_PROBLEM DESCRIPTION:_ Every record below, from first to last: print it exactly as shown.

Start of Block

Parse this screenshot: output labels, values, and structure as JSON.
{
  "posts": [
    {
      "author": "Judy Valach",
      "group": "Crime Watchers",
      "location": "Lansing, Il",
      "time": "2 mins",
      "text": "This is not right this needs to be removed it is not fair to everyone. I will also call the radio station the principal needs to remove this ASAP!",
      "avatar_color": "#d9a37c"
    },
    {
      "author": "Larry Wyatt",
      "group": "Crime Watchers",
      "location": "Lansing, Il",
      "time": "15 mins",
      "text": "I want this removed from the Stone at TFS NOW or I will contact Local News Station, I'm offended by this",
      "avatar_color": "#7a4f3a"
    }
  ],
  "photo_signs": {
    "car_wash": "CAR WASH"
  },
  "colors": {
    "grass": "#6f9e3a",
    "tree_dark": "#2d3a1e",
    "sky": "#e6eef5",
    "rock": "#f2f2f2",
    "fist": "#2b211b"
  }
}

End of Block

_TASK SOLUTION:_
Parse this screenshot: output labels, values, and structure as JSON.
{
  "posts": [
    {
      "author": "Judy Valach",
      "group": "Crime Watchers",
      "location": "Lansing, Il",
      "time": "2 mins",
      "text": "This is not right this needs to be removed it is not fair to everyone. I will also call the radio station the principal needs to remove this ASAP!",
      "avatar_color": "#d9a37c"
    },
    {
      "author": "Larry Wyatt",
      "group": "Crime Watchers",
      "location": "Lansing, Il",
      "time": "15 mins",
      "text": "I want this removed from the Stone at TFS NOW or I will contact Local News Station, I'm offended by this",
      "avatar_color": "#7a4f3a"
    }
  ],
  "photo_signs": {
    "car_wash": "CAR WASH"
  },
  "colors": {
    "grass": "#6f9e3a",
    "tree_dark": "#2d3a1e",
    "sky": "#e6eef5",
    "rock": "#f2f2f2",
    "fist": "#2b211b"
  }
}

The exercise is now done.